There are many factors to consider when hiring and managing talent but first we need to define talent unless “hiring talent” means “hiring employees.” Everyone wants to hire for and manage talent but if we can’t answer the five questions below with specificity, we can’t hire or manage talent effectively.
A. How do we define talent?
B. How do we measure talent?
C. How do we know a candidate’s talent?
D. How do we know what talent is required for each job?
E. How do we match a candidate’s talent to the talent demanded by the job?
Most managers cannot answer the five questions with specificity but the answers provide the framework for hiring successful employees and creating an engaged workforce.
Talent is not found in resumes or interviews or background checks or college transcripts.
Talent must be hired since it cannot be acquired or imparted after the hire.
Renee Cocchi says
Thanks for you comments Bob! I agree competence, fit and talent are all vital to a having a successful employee.
Kirby Glad says
I fine that talent, or aptitude, is related, with rare exceptions, to what people love about their work. Most people enjoy doing what they are good at doing. So I use those questions as a surrogate.
Regarding number 1 on the list, the article stated that a person who hasn’t done their homework on a company is there just to earn a paycheck. I agree that a serious candidate needs to do their homework on a prospective employer. However, a vast majority of job seekers are out there because they are looking for a paycheck and any manager who thinks otherwise is naive.
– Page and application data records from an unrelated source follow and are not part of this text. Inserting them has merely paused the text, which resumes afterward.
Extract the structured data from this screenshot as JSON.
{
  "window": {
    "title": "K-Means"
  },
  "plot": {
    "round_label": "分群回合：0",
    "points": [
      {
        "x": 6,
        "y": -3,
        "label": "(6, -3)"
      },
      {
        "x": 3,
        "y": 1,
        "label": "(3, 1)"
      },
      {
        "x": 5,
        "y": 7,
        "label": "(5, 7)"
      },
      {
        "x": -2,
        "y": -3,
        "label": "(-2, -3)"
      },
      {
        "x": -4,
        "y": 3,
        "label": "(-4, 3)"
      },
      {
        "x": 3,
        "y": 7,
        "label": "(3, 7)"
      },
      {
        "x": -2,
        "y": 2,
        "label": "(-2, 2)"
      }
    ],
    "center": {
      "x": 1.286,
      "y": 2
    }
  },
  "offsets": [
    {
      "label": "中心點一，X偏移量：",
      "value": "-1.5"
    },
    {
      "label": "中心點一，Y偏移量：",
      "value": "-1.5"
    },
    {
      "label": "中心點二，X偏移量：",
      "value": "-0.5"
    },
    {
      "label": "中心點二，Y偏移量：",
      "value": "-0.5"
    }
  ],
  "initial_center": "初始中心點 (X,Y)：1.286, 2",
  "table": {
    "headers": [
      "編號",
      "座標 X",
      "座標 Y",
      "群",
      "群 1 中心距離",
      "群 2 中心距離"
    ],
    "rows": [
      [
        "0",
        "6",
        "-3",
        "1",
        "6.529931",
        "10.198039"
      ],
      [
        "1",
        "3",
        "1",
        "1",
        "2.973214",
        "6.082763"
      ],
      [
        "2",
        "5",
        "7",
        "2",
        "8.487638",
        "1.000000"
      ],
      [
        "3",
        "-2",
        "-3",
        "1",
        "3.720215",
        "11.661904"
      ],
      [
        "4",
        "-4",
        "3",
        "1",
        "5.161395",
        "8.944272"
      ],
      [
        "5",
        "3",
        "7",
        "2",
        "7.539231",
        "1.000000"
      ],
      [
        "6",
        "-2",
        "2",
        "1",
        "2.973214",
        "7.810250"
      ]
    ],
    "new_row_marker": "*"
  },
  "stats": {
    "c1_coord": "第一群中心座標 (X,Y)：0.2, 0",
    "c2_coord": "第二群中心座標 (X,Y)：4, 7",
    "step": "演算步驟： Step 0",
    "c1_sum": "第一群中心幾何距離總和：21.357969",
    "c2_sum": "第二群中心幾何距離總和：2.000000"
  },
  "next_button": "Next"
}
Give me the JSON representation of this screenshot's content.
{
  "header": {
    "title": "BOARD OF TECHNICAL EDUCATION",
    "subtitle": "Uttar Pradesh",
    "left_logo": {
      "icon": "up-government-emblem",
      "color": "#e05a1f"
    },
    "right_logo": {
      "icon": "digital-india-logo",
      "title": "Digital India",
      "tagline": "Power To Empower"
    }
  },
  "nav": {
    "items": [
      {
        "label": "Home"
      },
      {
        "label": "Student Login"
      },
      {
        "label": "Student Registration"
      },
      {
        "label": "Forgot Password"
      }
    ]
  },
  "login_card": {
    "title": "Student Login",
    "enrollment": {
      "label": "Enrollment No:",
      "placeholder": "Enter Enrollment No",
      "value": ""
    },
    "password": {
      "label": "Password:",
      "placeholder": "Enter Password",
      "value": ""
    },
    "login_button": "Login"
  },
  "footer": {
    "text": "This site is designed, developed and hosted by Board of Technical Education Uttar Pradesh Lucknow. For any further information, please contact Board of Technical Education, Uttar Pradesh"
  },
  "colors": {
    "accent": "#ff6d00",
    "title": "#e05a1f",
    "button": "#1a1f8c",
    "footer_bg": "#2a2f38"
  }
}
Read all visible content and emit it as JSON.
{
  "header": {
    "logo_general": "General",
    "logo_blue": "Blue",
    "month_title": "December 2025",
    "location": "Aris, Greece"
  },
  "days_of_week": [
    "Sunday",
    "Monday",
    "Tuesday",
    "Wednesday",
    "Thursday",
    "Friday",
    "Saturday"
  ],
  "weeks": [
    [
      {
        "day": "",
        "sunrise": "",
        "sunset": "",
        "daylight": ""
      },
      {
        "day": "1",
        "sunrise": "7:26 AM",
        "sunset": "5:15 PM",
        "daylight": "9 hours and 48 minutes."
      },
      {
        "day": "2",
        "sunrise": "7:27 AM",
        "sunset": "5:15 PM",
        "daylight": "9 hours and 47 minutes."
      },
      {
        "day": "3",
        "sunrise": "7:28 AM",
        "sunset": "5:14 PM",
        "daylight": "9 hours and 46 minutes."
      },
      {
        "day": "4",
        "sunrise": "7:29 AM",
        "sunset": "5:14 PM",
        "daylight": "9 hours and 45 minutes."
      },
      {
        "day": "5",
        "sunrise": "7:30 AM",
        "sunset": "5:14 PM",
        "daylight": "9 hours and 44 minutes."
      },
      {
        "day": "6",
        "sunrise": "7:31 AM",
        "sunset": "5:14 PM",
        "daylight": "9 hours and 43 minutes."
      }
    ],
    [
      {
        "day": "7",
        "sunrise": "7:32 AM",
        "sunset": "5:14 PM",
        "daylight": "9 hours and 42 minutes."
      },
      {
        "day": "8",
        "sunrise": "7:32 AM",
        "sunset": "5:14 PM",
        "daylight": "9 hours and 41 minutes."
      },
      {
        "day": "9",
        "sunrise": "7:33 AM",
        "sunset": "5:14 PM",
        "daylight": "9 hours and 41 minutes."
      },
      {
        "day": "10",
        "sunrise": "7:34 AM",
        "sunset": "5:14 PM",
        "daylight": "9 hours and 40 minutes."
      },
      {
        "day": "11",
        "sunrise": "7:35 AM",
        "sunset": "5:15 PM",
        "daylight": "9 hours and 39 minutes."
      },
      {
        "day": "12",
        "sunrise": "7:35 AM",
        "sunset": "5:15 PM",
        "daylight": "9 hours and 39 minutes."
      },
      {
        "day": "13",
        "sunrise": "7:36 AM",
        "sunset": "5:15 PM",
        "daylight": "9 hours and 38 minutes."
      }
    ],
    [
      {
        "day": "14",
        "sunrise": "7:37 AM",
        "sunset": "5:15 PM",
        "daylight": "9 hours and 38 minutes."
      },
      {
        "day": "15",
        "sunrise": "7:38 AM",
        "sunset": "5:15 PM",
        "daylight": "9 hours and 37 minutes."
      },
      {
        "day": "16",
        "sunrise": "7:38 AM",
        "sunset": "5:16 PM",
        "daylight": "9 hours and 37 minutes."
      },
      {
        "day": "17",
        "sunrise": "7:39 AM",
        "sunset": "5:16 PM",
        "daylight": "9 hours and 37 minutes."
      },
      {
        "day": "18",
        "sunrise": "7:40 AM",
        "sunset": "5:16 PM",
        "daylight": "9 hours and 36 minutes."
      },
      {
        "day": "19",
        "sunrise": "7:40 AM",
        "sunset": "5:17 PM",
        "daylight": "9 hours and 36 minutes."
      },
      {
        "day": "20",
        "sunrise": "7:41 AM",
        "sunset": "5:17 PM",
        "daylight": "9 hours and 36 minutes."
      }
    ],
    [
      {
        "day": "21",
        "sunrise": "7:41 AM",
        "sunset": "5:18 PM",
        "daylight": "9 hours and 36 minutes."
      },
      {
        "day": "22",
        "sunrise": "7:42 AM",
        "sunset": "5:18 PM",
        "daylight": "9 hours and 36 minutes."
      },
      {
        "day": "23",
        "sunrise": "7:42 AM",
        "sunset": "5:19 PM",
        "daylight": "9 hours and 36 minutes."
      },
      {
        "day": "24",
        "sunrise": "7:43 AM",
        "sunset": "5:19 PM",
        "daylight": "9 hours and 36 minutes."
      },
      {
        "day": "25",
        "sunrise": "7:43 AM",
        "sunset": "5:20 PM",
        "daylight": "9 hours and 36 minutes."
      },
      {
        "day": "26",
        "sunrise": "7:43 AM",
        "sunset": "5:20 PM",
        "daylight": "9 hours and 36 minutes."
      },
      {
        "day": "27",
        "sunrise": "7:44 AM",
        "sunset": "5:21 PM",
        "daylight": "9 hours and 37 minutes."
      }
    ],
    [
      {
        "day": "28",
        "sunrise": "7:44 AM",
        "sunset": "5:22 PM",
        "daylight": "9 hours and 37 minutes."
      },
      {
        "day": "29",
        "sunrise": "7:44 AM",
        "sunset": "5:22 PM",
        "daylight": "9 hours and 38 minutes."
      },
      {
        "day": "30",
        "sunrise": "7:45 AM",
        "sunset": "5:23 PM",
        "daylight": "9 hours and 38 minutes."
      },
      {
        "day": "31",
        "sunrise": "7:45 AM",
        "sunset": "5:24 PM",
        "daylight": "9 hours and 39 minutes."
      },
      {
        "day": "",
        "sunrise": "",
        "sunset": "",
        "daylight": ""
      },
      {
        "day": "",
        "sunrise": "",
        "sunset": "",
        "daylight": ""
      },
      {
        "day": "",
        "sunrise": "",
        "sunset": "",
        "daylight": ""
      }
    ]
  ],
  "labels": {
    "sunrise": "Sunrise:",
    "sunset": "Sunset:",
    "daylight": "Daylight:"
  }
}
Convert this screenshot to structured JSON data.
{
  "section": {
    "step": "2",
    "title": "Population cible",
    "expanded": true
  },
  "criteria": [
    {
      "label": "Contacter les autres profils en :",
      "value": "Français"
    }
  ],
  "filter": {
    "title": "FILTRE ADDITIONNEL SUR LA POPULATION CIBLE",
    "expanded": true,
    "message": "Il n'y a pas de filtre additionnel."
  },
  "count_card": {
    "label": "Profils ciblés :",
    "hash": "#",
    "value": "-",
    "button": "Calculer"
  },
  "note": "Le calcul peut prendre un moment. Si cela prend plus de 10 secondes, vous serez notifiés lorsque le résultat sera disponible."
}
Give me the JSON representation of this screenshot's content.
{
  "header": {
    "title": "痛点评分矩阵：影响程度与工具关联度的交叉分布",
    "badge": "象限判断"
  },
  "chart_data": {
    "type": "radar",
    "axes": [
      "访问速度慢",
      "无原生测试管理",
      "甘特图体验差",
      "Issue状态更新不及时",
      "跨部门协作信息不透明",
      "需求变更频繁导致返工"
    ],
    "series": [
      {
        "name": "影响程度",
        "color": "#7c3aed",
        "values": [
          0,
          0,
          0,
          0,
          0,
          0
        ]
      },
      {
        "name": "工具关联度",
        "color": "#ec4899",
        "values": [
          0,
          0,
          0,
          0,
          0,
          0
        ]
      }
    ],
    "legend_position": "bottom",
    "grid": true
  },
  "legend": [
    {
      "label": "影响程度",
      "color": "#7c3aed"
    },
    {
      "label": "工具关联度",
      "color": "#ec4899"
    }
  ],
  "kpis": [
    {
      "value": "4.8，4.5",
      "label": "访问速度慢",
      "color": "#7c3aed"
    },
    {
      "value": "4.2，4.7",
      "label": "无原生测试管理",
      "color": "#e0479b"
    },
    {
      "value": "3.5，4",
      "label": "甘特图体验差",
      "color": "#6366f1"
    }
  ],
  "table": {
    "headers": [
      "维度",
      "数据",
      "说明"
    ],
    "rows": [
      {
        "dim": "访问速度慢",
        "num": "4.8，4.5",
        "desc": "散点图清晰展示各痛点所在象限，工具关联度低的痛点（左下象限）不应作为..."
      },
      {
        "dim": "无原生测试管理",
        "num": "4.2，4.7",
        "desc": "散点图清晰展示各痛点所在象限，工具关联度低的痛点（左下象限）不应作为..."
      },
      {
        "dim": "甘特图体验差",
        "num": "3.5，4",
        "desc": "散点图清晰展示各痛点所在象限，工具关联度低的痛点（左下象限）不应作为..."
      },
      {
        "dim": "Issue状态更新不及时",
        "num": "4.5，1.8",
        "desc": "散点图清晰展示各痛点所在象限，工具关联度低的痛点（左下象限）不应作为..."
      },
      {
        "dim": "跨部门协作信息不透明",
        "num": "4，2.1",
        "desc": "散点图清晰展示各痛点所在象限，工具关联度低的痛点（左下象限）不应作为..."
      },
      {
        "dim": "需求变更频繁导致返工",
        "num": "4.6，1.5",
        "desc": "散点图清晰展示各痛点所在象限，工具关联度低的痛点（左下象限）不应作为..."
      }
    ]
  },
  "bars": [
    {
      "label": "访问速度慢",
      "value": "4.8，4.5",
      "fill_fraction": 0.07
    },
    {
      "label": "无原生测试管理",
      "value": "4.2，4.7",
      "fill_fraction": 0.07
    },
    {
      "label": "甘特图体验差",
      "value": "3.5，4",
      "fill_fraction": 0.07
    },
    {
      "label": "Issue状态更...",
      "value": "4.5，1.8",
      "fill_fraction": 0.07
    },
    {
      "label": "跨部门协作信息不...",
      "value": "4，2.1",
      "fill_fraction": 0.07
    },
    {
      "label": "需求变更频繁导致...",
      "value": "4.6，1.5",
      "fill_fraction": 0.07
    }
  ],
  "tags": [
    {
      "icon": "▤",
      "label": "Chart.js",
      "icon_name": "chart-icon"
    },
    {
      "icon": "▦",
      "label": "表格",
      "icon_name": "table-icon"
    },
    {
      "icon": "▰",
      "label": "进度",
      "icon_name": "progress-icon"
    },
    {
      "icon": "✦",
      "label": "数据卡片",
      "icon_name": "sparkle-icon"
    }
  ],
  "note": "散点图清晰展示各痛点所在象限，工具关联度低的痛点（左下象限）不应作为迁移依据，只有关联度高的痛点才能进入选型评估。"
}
Are we just supposed to wink and then tell ourselves that candidates aren’t looking for a paycheck? The FEW who aren’t mainly looking for a paycheck probably won’t be satisfied doing the particular tasks that you have for them to do and they’ll soon quit anyway. Applicants to a nonprofit might be different, but not for profit companies.
Renee Cocchi says
I see what you’re saying, but what I meant was that they are only looking for a paycheck and nothing else. You want people who actually care about and want to do the job. If they only care about getting a paycheck and nothing else, then they won’t care about doing a good job. People who care about getting a paycheck AND care about the position will often be much more invested in the job.
Great article! Just one quibble (I am blessed/cursed with editor’s eyes!):
“When I asked her which newsletter peaked her interest the most, out of the 20 newsletters we publish, she couldn’t name one.”
The word that you want is “piqued”, not “peaked”. Common error!
John Walston says
you are absolutely right….. I’m changing it…
Deb MacGilvary says
I always like to ask someone how they are motivated. There are a lot of canned responses to this, but I find that when a candidate takes a beat before answering this – I get an answer that gives me more insight to who they are as a person. The answer that I always remember is when an accountant told me he really loved to see the numbers balance and do their magic. His face lit up when he talked about balance sheets. This doesn’t always happen – but has worked well for me.
Deborah MacGilvary says
Great article! I have found over the course of my 30+ years in HR that having a cultural fit and the right personality are much more important than skills. Most skills can be taught, while getting someone with the right personality and cultural fit can make a significant difference in the team’s functionality. Grant it – there are jobs where skills are what is needed, and only come through education and experience. That said, ensuring that they are more intuitive in working with others can go a long way.